#### Given data ####

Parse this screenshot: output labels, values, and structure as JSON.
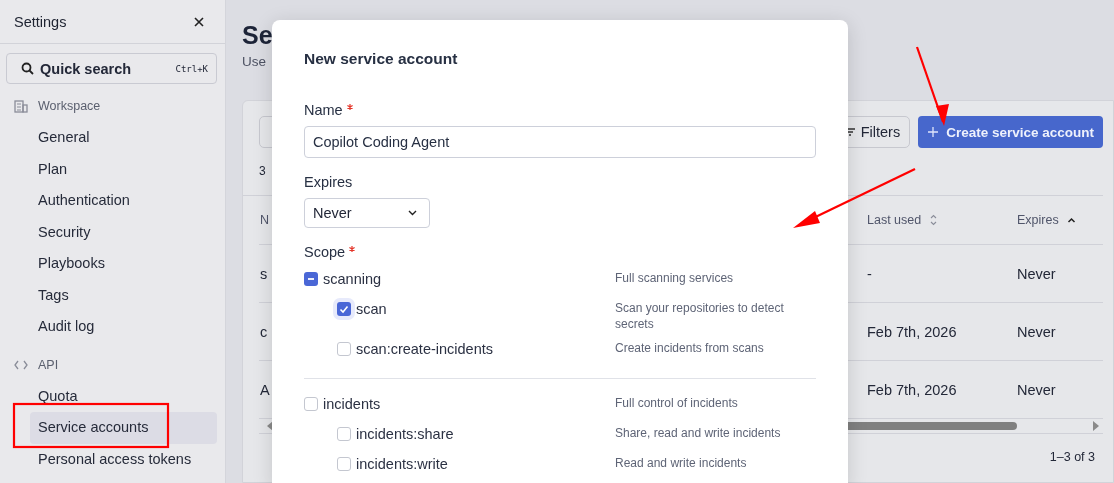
{
  "sidebar": {
    "title": "Settings",
    "search": {
      "label": "Quick search",
      "shortcut": "Ctrl+K"
    },
    "sections": [
      {
        "label": "Workspace",
        "items": [
          {
            "label": "General",
            "selected": false
          },
          {
            "label": "Plan",
            "selected": false
          },
          {
            "label": "Authentication",
            "selected": false
          },
          {
            "label": "Security",
            "selected": false
          },
          {
            "label": "Playbooks",
            "selected": false
          },
          {
            "label": "Tags",
            "selected": false
          },
          {
            "label": "Audit log",
            "selected": false
          }
        ]
      },
      {
        "label": "API",
        "items": [
          {
            "label": "Quota",
            "selected": false
          },
          {
            "label": "Service accounts",
            "selected": true
          },
          {
            "label": "Personal access tokens",
            "selected": false
          }
        ]
      }
    ]
  },
  "main": {
    "title": "Se",
    "subtitle": "Use",
    "filters_button": "Filters",
    "create_button": "Create service account",
    "count": "3",
    "columns": [
      {
        "label": "N"
      },
      {
        "label": "Last used",
        "sorted": false
      },
      {
        "label": "Expires",
        "sorted": true
      }
    ],
    "rows": [
      {
        "name": "s",
        "last_used": "-",
        "expires": "Never"
      },
      {
        "name": "c",
        "last_used": "Feb 7th, 2026",
        "expires": "Never"
      },
      {
        "name": "A",
        "last_used": "Feb 7th, 2026",
        "expires": "Never"
      }
    ],
    "pagination": "1–3 of 3"
  },
  "modal": {
    "title": "New service account",
    "name_field": {
      "label": "Name",
      "required": true,
      "value": "Copilot Coding Agent"
    },
    "expires_field": {
      "label": "Expires",
      "value": "Never"
    },
    "scope": {
      "label": "Scope",
      "required": true,
      "groups": [
        {
          "name": "scanning",
          "description": "Full scanning services",
          "partial": true,
          "children": [
            {
              "name": "scan",
              "description": "Scan your repositories to detect secrets",
              "checked": true,
              "focused": true
            },
            {
              "name": "scan:create-incidents",
              "description": "Create incidents from scans",
              "checked": false,
              "focused": false
            }
          ]
        },
        {
          "name": "incidents",
          "description": "Full control of incidents",
          "partial": false,
          "children": [
            {
              "name": "incidents:share",
              "description": "Share, read and write incidents",
              "checked": false,
              "focused": false
            },
            {
              "name": "incidents:write",
              "description": "Read and write incidents",
              "checked": false,
              "focused": false
            }
          ]
        }
      ]
    }
  }
}
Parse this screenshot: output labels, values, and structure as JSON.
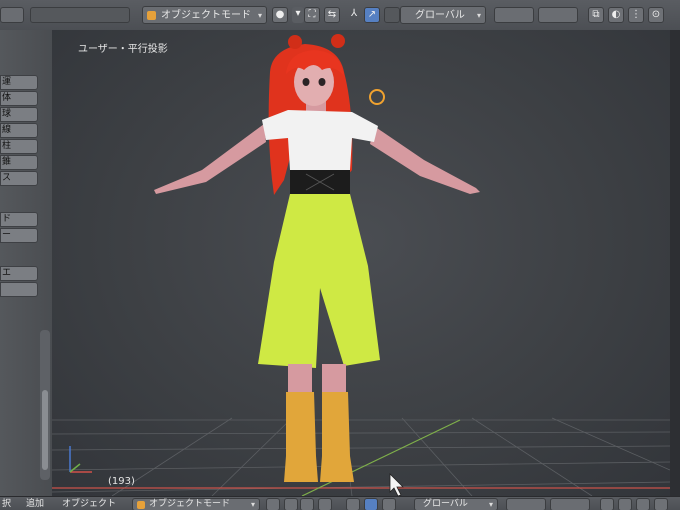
{
  "header": {
    "mode_label": "オブジェクトモード",
    "orientation_label": "グローバル"
  },
  "viewport": {
    "view_label": "ユーザー・平行投影",
    "frame_label": "(193)"
  },
  "bottom_menu": {
    "select": "択",
    "add": "追加",
    "object": "オブジェクト",
    "mode_label": "オブジェクトモード",
    "orientation_label": "グローバル"
  },
  "tool_shelf": {
    "tabs": [
      "運",
      "体",
      "球",
      "線",
      "柱",
      "錐",
      "ス",
      "ド",
      "ー",
      "エ"
    ]
  },
  "colors": {
    "hair": "#e0331d",
    "skin": "#d69aa0",
    "top": "#f2f2f2",
    "pants": "#cfe944",
    "boots": "#e1a63a",
    "belt": "#1c1c1c",
    "accent": "#5680c2"
  }
}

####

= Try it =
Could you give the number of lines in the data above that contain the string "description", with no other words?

= Answer =
6